You won't see anything in your terminal, because everything the program sent to System.out was redirected by the operating system to the file little-out1.txt. Check it out by running the ls command to see that the file has been created, and with the cat command to make sure the expected output is in there.

Question 4: Demonstrate that your successfully redirected the output of the program to little-out1.txt (1 point)

Now, do the same with the somewhat larger input file whosonfirst.txt to create whosonfirst-out1.txt and the much larger input file sienacatalog.txt to create sienacatalog-out1.txt.

For these larger files, you might not want to look at the whole output file with cat. Instead, use the tail command to show only the last 10 lines of each.

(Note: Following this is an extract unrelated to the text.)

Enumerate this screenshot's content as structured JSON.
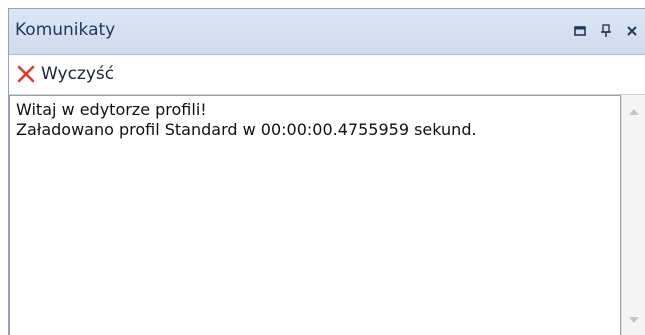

Question 5: Demonstrate the existence of whosonfirst-out1.txt and sienacatalog-out1.txt by using tail to show the last 10 lines of each. (2 points)

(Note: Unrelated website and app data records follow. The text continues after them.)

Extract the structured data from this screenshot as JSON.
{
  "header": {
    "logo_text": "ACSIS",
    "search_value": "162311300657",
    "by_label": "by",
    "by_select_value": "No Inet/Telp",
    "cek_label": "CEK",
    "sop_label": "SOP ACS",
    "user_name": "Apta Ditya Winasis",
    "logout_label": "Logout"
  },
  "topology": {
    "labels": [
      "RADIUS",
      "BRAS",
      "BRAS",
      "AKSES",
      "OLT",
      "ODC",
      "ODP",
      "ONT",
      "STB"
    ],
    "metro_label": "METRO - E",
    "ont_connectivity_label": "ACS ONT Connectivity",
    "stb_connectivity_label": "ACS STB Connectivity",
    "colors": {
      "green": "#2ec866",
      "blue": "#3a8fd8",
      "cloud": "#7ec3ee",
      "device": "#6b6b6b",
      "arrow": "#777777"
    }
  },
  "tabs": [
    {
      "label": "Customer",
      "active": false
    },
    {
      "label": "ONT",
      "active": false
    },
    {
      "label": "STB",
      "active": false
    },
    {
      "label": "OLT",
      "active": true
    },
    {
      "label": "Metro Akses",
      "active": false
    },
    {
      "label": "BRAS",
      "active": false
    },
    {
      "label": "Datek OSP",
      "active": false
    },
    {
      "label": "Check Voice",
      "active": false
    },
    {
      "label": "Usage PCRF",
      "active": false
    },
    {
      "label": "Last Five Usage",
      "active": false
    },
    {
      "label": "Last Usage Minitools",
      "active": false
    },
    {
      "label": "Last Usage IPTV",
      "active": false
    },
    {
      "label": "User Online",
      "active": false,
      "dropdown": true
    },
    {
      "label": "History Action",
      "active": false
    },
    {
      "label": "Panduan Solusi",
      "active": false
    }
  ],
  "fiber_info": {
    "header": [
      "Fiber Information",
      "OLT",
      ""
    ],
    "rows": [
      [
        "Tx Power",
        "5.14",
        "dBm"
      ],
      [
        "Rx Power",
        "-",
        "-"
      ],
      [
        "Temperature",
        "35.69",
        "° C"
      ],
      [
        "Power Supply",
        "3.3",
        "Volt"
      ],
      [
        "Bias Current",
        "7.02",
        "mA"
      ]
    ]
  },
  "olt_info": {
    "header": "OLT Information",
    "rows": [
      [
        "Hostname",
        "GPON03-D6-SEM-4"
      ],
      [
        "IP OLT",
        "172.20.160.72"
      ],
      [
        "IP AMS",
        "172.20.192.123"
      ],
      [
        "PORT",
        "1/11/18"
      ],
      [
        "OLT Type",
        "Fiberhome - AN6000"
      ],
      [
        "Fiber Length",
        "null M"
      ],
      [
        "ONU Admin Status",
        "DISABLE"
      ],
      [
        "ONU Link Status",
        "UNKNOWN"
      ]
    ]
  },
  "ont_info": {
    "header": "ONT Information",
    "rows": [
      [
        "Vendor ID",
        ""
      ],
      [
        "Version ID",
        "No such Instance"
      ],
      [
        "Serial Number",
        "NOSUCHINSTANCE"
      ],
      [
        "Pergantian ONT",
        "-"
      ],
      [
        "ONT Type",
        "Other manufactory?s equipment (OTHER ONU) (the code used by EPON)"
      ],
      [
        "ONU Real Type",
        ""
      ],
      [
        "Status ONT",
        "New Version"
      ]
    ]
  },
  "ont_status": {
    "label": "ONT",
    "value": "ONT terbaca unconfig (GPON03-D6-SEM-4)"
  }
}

Add, commit, and push these three files to your repository on GitHub for safekeeping. We'll need them again later.

Take a look at the program in

Question 6: Add detailed comments to the while loop in the main method describing how this code accomplishes the task of counting the frequencies of each word. (6 points)

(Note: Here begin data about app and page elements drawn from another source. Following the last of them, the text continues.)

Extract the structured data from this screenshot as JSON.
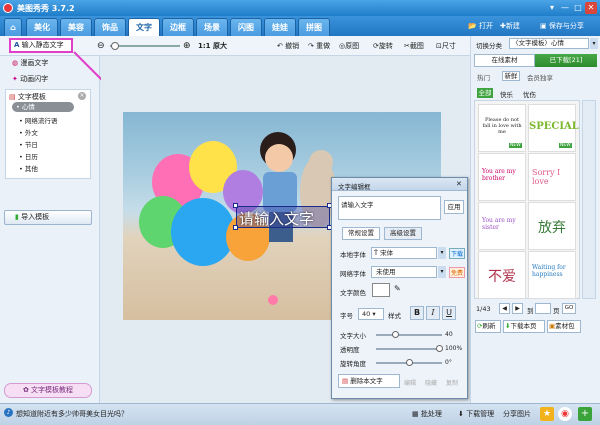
{
  "app": {
    "title": "美图秀秀 3.7.2"
  },
  "nav": {
    "tabs": [
      "美化",
      "美容",
      "饰品",
      "文字",
      "边框",
      "场景",
      "闪图",
      "娃娃",
      "拼图"
    ],
    "active_index": 3
  },
  "top_actions": {
    "open": "打开",
    "new": "新建",
    "save_share": "保存与分享"
  },
  "toolbar": {
    "original_size": "1:1 原大",
    "undo": "撤销",
    "redo": "重做",
    "original_image": "原图",
    "rotate": "旋转",
    "crop": "截图",
    "size": "尺寸"
  },
  "left": {
    "static_text": "输入静态文字",
    "comic_text": "漫画文字",
    "animated_text": "动画闪字",
    "template_title": "文字模板",
    "template_items": [
      "心情",
      "网络流行语",
      "外文",
      "节日",
      "日历",
      "其他"
    ],
    "import": "导入模板",
    "tutorial": "文字模板教程"
  },
  "canvas": {
    "overlay_text": "请输入文字"
  },
  "dialog": {
    "title": "文字编辑框",
    "input_value": "请输入文字",
    "apply": "应用",
    "tabs": [
      "常规设置",
      "高级设置"
    ],
    "local_font_label": "本地字体",
    "local_font_value": "宋体",
    "download": "下载",
    "web_font_label": "网络字体",
    "web_font_value": "未使用",
    "free": "免费",
    "color_label": "文字颜色",
    "size_label": "字号",
    "size_value": "40",
    "style_label": "样式",
    "bold": "B",
    "italic": "I",
    "underline": "U",
    "text_size_label": "文字大小",
    "text_size_value": "40",
    "opacity_label": "透明度",
    "opacity_value": "100%",
    "rotation_label": "旋转角度",
    "rotation_value": "0°",
    "delete": "删除本文字",
    "edit": "编辑",
    "hide": "隐藏",
    "copy": "复制"
  },
  "right": {
    "category_label": "切换分类",
    "category_value": "〈文字模板〉心情",
    "tab_online": "在线素材",
    "tab_downloaded": "已下载[21]",
    "sub_tabs": [
      "热门",
      "新鲜",
      "会员独享"
    ],
    "filters": [
      "全部",
      "快乐",
      "忧伤"
    ],
    "stickers": [
      "Please do not fall in love with me",
      "SPECIAL",
      "You are my brother",
      "Sorry I love",
      "You are my sister",
      "放弃",
      "不爱",
      "Waiting for happiness"
    ],
    "new_badge": "NEW",
    "page": "1/43",
    "page_unit": "页",
    "go": "GO",
    "refresh": "刷新",
    "download_page": "下载本页",
    "material_pack": "素材包"
  },
  "status": {
    "tip": "想知道附近有多少帅哥美女目光吗？",
    "batch": "批处理",
    "download_manager": "下载管理",
    "share_image": "分享图片"
  }
}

Question 7: Describe in some detail how the indexOf method call, searching for a WordCount object which always has a count of 0, will ever find a match, given that every entry in the ArrayList will be a reference to a WordCount object which has at a count of at least 1. (6 points)

Question 8: Draw a memory diagram, limited to the ArrayList and the WordCount objects in existence, after the first line of words from little.txt has been processed. (15 points)

Question 9: If n unique words are in the ArrayList, what are the best and worst case running times of the indexOf, add, and get method calls? Explain briefly. (6 points)

Next, we will use the ordered structure in OrderedArrayList as a replacement for the plain old ArrayList in the program to start improving its efficiency. The OrderedArrayList is essentially the same as Bailey's OrderedVector we considered in class, but it has no dependency on the rest of his structure package, and it has an additional method called get.

Question 10: If n elements are in an OrderedArrayList, what are the best and worst case running times of the add, get, and contains methods? Explain briefly. (6 points)

Make a copy of all of the WordFrequency class in and call it WordFrequency1 and make it a non-public class. This will allow you to keep it around as a reference as you modify the main method of the actual WordFrequency class in the remaining tasks of this lab.

Your programming task is to replace the ArrayList with an OrderedArrayList while maintaining the functionality. This should result in a more efficient implementation, and as a side effect, when the words and frequencies are printed at the end, they'll be in alphabetical order.

A few things to consider as you design and implement this improvement:

Question 11: Demonstrate your working version of WordFrequency using the OrderedArrayList. (25 points)

Using input and output redirection, create files little-out2.txt, whosonfirst-out2.txt, and sienacatalog-out2.txt containing the output for our three input files.

Question 12: What are the running times reported for each of the input files for the original and improved versions of the program? (You might find tail useful again.) Where does the new program gain in efficiency over the old? Be specific. (10 points)

Finding Most Frequent Words

As a final improvement, we'll add some functionality to report the (up to) 10 most frequent words encountered, in descending order. There are many ways to do this, but we'll take a straightforward approach that only involves creating a Comparator, putting our list of words into an array, and using a generic array sorting method.

Your tasks:

Question 13: Demonstrate your program with this enhancement implemented. (20 points)

Don't forget to commit and push all of your code for this lab to your group's GitHub repository.